»»

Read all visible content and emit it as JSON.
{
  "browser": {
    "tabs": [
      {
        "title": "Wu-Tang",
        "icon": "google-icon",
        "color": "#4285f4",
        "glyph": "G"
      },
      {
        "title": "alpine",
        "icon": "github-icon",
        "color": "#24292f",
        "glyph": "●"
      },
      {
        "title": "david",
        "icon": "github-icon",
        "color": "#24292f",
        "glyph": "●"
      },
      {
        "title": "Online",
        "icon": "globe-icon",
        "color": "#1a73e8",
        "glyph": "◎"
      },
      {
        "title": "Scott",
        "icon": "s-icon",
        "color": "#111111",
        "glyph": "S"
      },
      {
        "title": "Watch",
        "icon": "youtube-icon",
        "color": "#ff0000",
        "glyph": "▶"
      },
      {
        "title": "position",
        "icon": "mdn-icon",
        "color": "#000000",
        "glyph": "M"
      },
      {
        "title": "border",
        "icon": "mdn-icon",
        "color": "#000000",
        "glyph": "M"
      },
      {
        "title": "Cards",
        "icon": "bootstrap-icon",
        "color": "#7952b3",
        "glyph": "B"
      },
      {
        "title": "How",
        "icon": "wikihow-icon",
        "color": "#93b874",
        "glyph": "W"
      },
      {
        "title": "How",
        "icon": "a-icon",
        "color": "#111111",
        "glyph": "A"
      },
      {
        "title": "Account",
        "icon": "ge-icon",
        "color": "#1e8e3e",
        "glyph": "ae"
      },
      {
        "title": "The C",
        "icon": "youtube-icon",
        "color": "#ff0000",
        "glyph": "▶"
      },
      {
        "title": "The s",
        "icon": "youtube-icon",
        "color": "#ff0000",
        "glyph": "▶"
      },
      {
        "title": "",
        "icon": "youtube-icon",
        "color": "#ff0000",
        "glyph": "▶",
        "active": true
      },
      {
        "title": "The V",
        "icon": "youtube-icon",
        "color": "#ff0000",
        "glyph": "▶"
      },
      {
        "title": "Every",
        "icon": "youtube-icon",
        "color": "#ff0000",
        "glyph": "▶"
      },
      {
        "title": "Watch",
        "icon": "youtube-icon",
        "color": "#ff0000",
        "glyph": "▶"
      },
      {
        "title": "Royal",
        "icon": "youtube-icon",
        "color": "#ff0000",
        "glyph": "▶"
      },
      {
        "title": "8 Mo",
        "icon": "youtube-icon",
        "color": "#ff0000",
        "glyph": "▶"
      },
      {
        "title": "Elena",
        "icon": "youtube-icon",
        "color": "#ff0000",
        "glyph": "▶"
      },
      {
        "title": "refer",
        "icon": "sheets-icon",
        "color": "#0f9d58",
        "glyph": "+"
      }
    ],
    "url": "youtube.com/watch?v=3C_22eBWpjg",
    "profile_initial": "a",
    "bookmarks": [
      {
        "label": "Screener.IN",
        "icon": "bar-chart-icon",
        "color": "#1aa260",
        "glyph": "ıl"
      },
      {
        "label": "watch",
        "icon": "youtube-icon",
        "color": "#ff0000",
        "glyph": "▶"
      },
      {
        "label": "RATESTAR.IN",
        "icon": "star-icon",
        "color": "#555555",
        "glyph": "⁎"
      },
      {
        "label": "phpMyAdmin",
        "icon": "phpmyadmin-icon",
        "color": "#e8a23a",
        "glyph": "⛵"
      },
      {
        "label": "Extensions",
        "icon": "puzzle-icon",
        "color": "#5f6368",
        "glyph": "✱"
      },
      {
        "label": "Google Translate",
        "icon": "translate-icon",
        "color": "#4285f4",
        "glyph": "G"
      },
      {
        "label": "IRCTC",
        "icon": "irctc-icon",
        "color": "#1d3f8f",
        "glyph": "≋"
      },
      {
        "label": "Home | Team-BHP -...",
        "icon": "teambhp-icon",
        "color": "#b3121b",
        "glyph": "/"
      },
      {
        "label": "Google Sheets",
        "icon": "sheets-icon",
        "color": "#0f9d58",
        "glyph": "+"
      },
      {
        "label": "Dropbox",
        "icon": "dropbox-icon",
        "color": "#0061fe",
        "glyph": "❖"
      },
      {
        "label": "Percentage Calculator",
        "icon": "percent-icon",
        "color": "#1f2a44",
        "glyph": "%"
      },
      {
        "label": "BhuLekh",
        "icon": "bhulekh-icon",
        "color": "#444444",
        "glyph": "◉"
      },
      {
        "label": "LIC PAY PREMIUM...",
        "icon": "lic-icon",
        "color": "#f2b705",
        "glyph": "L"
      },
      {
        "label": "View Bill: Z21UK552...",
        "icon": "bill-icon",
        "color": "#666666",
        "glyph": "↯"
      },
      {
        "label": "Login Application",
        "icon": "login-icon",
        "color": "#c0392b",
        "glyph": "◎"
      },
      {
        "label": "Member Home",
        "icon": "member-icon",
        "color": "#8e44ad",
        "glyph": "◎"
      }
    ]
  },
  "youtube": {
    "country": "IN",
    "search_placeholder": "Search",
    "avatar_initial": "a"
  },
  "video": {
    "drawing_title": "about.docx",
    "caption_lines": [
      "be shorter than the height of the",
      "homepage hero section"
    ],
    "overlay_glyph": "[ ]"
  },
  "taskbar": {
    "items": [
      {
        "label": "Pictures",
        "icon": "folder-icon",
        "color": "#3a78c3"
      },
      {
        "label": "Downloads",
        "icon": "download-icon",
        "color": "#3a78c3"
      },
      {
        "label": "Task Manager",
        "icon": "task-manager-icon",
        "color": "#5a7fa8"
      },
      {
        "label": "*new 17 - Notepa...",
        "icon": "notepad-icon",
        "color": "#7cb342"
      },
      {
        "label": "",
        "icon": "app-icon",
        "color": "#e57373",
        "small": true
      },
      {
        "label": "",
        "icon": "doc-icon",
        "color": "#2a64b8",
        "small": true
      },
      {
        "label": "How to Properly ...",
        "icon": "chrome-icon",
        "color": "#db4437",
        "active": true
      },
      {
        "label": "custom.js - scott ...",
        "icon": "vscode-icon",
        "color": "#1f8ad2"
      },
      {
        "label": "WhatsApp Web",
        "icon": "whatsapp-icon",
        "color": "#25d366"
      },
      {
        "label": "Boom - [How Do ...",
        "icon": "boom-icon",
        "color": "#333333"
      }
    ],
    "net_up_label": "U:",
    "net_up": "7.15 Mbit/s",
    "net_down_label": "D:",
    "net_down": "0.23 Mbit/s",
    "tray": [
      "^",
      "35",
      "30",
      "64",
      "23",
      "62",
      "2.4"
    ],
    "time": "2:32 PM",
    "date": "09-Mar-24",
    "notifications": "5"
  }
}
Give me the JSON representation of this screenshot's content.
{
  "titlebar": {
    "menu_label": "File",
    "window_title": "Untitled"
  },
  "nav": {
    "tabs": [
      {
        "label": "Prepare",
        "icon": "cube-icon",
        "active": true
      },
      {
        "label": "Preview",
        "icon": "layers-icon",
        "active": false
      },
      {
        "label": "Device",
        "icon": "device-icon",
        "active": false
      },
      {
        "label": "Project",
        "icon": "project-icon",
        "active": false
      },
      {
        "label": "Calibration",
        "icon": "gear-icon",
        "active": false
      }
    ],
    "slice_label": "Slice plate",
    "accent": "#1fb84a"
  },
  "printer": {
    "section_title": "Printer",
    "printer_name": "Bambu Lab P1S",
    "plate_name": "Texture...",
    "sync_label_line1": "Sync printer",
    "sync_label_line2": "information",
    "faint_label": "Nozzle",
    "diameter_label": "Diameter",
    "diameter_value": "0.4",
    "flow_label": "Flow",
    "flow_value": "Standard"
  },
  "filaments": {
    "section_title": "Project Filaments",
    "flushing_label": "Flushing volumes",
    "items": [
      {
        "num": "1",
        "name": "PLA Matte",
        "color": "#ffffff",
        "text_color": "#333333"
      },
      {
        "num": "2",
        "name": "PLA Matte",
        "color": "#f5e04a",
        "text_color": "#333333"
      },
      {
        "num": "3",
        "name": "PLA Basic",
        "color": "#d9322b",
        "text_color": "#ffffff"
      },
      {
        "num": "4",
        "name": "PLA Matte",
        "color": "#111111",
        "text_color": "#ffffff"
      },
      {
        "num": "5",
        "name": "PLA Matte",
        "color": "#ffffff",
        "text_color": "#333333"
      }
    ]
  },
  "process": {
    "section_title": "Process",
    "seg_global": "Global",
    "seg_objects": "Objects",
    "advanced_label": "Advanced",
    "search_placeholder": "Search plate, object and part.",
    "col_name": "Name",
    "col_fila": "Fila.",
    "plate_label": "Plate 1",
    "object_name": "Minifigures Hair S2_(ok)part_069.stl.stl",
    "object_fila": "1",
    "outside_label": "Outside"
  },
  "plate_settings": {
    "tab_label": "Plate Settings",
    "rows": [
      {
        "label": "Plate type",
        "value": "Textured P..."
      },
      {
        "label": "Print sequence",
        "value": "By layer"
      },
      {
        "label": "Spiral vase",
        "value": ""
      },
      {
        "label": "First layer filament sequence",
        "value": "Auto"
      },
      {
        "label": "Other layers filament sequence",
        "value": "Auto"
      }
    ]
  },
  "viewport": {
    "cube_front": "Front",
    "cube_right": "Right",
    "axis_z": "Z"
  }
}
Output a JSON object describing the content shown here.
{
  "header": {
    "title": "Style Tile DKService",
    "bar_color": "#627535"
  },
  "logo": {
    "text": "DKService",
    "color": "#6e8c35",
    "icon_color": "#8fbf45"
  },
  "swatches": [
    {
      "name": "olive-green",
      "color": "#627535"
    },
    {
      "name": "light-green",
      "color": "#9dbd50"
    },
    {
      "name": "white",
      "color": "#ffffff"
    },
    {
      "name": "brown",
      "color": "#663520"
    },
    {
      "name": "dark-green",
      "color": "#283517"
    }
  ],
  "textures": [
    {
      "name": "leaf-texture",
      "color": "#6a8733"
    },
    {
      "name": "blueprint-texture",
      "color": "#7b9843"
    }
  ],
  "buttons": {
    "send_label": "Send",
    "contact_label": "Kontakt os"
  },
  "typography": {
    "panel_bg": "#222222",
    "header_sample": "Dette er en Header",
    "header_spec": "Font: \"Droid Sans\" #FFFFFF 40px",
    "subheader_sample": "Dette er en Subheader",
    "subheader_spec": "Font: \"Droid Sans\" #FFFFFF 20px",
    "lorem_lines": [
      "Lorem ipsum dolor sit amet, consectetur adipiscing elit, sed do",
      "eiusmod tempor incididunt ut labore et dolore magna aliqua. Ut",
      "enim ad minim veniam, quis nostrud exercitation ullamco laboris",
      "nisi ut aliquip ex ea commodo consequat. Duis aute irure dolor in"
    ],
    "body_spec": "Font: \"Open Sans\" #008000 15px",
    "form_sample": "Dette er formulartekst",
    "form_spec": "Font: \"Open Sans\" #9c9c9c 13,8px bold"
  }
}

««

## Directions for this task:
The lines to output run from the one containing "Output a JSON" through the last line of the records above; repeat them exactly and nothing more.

## Response for this exercise:
Output a JSON object describing the content shown here.
{
  "header": {
    "title": "Style Tile DKService",
    "bar_color": "#627535"
  },
  "logo": {
    "text": "DKService",
    "color": "#6e8c35",
    "icon_color": "#8fbf45"
  },
  "swatches": [
    {
      "name": "olive-green",
      "color": "#627535"
    },
    {
      "name": "light-green",
      "color": "#9dbd50"
    },
    {
      "name": "white",
      "color": "#ffffff"
    },
    {
      "name": "brown",
      "color": "#663520"
    },
    {
      "name": "dark-green",
      "color": "#283517"
    }
  ],
  "textures": [
    {
      "name": "leaf-texture",
      "color": "#6a8733"
    },
    {
      "name": "blueprint-texture",
      "color": "#7b9843"
    }
  ],
  "buttons": {
    "send_label": "Send",
    "contact_label": "Kontakt os"
  },
  "typography": {
    "panel_bg": "#222222",
    "header_sample": "Dette er en Header",
    "header_spec": "Font: \"Droid Sans\" #FFFFFF 40px",
    "subheader_sample": "Dette er en Subheader",
    "subheader_spec": "Font: \"Droid Sans\" #FFFFFF 20px",
    "lorem_lines": [
      "Lorem ipsum dolor sit amet, consectetur adipiscing elit, sed do",
      "eiusmod tempor incididunt ut labore et dolore magna aliqua. Ut",
      "enim ad minim veniam, quis nostrud exercitation ullamco laboris",
      "nisi ut aliquip ex ea commodo consequat. Duis aute irure dolor in"
    ],
    "body_spec": "Font: \"Open Sans\" #008000 15px",
    "form_sample": "Dette er formulartekst",
    "form_spec": "Font: \"Open Sans\" #9c9c9c 13,8px bold"
  }
}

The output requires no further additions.